● **Problem to work on**
Give the data again in full, without pictures.

● **Information supplied**
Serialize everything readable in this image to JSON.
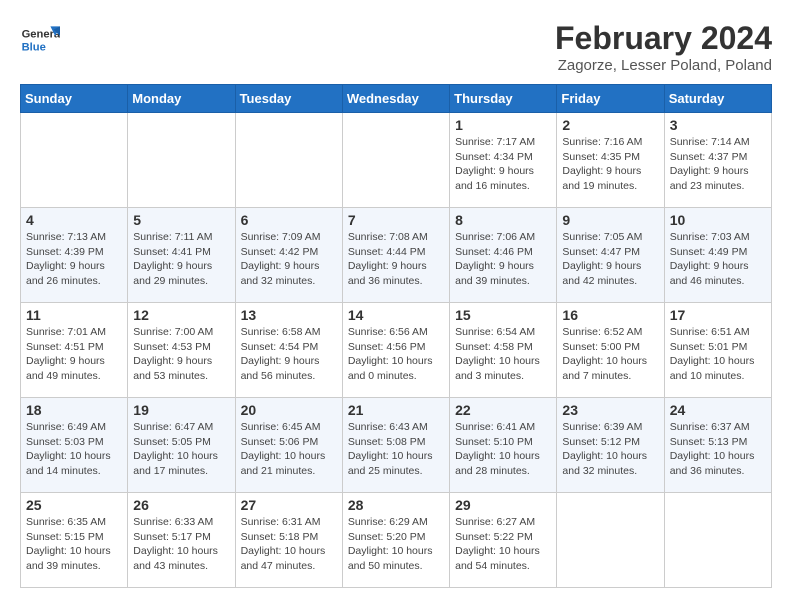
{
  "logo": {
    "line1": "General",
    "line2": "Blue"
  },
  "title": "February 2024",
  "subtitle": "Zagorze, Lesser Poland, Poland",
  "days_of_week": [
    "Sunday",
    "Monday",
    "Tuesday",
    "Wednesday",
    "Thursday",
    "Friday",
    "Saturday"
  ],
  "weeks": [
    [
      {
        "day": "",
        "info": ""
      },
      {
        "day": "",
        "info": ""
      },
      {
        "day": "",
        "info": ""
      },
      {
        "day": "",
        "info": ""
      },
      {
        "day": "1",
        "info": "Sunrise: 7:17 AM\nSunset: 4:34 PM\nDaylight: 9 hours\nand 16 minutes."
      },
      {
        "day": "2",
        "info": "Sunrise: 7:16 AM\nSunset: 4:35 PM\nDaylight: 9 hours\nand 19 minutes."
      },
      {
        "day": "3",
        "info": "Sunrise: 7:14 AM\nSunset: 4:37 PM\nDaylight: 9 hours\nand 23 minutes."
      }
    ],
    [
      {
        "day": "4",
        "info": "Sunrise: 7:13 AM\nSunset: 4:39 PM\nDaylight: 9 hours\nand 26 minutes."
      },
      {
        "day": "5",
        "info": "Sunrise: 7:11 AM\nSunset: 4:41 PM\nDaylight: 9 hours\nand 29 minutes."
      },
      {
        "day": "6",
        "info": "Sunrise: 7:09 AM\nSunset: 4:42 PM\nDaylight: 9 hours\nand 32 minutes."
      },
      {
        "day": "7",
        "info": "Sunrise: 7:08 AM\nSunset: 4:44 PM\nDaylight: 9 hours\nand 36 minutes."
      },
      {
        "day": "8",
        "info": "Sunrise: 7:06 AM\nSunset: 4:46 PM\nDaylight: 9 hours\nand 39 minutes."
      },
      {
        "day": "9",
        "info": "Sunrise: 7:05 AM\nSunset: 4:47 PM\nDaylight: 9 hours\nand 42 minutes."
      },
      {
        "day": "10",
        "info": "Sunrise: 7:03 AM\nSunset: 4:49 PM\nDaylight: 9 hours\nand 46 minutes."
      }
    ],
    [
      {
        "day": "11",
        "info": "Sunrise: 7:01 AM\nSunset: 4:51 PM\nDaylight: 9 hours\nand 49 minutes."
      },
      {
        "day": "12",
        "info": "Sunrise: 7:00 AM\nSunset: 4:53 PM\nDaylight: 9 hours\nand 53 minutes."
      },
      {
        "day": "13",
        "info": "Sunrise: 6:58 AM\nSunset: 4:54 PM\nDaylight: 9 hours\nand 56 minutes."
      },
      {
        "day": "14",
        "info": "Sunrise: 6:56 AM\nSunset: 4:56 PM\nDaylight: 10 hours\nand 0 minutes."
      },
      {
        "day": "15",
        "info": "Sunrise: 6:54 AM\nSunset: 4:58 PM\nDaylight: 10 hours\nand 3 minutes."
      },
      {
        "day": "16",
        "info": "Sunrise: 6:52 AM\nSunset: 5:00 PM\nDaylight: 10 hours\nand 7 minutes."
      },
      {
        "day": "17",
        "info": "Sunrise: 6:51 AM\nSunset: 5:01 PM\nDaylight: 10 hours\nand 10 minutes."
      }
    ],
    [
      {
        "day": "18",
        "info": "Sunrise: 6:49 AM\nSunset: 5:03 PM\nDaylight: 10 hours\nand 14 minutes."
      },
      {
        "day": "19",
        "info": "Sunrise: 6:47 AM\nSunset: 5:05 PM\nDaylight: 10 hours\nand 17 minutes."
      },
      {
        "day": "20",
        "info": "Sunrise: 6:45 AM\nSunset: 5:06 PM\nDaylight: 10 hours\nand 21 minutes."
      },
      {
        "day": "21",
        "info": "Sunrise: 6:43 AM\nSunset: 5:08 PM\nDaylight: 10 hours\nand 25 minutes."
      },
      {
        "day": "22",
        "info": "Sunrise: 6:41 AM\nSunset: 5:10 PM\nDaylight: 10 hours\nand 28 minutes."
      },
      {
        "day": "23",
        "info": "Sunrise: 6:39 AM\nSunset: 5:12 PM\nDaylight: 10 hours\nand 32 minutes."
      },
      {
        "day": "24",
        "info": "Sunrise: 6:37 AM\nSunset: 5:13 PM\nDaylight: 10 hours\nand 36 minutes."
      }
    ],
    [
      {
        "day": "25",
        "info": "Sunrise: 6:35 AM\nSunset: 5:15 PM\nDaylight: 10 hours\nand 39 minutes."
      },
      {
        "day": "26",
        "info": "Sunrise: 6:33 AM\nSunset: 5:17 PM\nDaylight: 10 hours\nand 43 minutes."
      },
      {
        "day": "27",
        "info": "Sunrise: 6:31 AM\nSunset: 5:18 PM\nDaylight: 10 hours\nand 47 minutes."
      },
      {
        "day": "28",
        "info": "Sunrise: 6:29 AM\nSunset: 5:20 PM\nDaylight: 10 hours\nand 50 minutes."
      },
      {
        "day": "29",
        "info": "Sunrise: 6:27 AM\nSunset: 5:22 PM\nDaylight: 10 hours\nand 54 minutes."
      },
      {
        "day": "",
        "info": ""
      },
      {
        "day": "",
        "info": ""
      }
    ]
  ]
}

● **Result of the task**
Serialize everything readable in this image to JSON.
{
  "logo": {
    "line1": "General",
    "line2": "Blue"
  },
  "title": "February 2024",
  "subtitle": "Zagorze, Lesser Poland, Poland",
  "days_of_week": [
    "Sunday",
    "Monday",
    "Tuesday",
    "Wednesday",
    "Thursday",
    "Friday",
    "Saturday"
  ],
  "weeks": [
    [
      {
        "day": "",
        "info": ""
      },
      {
        "day": "",
        "info": ""
      },
      {
        "day": "",
        "info": ""
      },
      {
        "day": "",
        "info": ""
      },
      {
        "day": "1",
        "info": "Sunrise: 7:17 AM\nSunset: 4:34 PM\nDaylight: 9 hours\nand 16 minutes."
      },
      {
        "day": "2",
        "info": "Sunrise: 7:16 AM\nSunset: 4:35 PM\nDaylight: 9 hours\nand 19 minutes."
      },
      {
        "day": "3",
        "info": "Sunrise: 7:14 AM\nSunset: 4:37 PM\nDaylight: 9 hours\nand 23 minutes."
      }
    ],
    [
      {
        "day": "4",
        "info": "Sunrise: 7:13 AM\nSunset: 4:39 PM\nDaylight: 9 hours\nand 26 minutes."
      },
      {
        "day": "5",
        "info": "Sunrise: 7:11 AM\nSunset: 4:41 PM\nDaylight: 9 hours\nand 29 minutes."
      },
      {
        "day": "6",
        "info": "Sunrise: 7:09 AM\nSunset: 4:42 PM\nDaylight: 9 hours\nand 32 minutes."
      },
      {
        "day": "7",
        "info": "Sunrise: 7:08 AM\nSunset: 4:44 PM\nDaylight: 9 hours\nand 36 minutes."
      },
      {
        "day": "8",
        "info": "Sunrise: 7:06 AM\nSunset: 4:46 PM\nDaylight: 9 hours\nand 39 minutes."
      },
      {
        "day": "9",
        "info": "Sunrise: 7:05 AM\nSunset: 4:47 PM\nDaylight: 9 hours\nand 42 minutes."
      },
      {
        "day": "10",
        "info": "Sunrise: 7:03 AM\nSunset: 4:49 PM\nDaylight: 9 hours\nand 46 minutes."
      }
    ],
    [
      {
        "day": "11",
        "info": "Sunrise: 7:01 AM\nSunset: 4:51 PM\nDaylight: 9 hours\nand 49 minutes."
      },
      {
        "day": "12",
        "info": "Sunrise: 7:00 AM\nSunset: 4:53 PM\nDaylight: 9 hours\nand 53 minutes."
      },
      {
        "day": "13",
        "info": "Sunrise: 6:58 AM\nSunset: 4:54 PM\nDaylight: 9 hours\nand 56 minutes."
      },
      {
        "day": "14",
        "info": "Sunrise: 6:56 AM\nSunset: 4:56 PM\nDaylight: 10 hours\nand 0 minutes."
      },
      {
        "day": "15",
        "info": "Sunrise: 6:54 AM\nSunset: 4:58 PM\nDaylight: 10 hours\nand 3 minutes."
      },
      {
        "day": "16",
        "info": "Sunrise: 6:52 AM\nSunset: 5:00 PM\nDaylight: 10 hours\nand 7 minutes."
      },
      {
        "day": "17",
        "info": "Sunrise: 6:51 AM\nSunset: 5:01 PM\nDaylight: 10 hours\nand 10 minutes."
      }
    ],
    [
      {
        "day": "18",
        "info": "Sunrise: 6:49 AM\nSunset: 5:03 PM\nDaylight: 10 hours\nand 14 minutes."
      },
      {
        "day": "19",
        "info": "Sunrise: 6:47 AM\nSunset: 5:05 PM\nDaylight: 10 hours\nand 17 minutes."
      },
      {
        "day": "20",
        "info": "Sunrise: 6:45 AM\nSunset: 5:06 PM\nDaylight: 10 hours\nand 21 minutes."
      },
      {
        "day": "21",
        "info": "Sunrise: 6:43 AM\nSunset: 5:08 PM\nDaylight: 10 hours\nand 25 minutes."
      },
      {
        "day": "22",
        "info": "Sunrise: 6:41 AM\nSunset: 5:10 PM\nDaylight: 10 hours\nand 28 minutes."
      },
      {
        "day": "23",
        "info": "Sunrise: 6:39 AM\nSunset: 5:12 PM\nDaylight: 10 hours\nand 32 minutes."
      },
      {
        "day": "24",
        "info": "Sunrise: 6:37 AM\nSunset: 5:13 PM\nDaylight: 10 hours\nand 36 minutes."
      }
    ],
    [
      {
        "day": "25",
        "info": "Sunrise: 6:35 AM\nSunset: 5:15 PM\nDaylight: 10 hours\nand 39 minutes."
      },
      {
        "day": "26",
        "info": "Sunrise: 6:33 AM\nSunset: 5:17 PM\nDaylight: 10 hours\nand 43 minutes."
      },
      {
        "day": "27",
        "info": "Sunrise: 6:31 AM\nSunset: 5:18 PM\nDaylight: 10 hours\nand 47 minutes."
      },
      {
        "day": "28",
        "info": "Sunrise: 6:29 AM\nSunset: 5:20 PM\nDaylight: 10 hours\nand 50 minutes."
      },
      {
        "day": "29",
        "info": "Sunrise: 6:27 AM\nSunset: 5:22 PM\nDaylight: 10 hours\nand 54 minutes."
      },
      {
        "day": "",
        "info": ""
      },
      {
        "day": "",
        "info": ""
      }
    ]
  ]
}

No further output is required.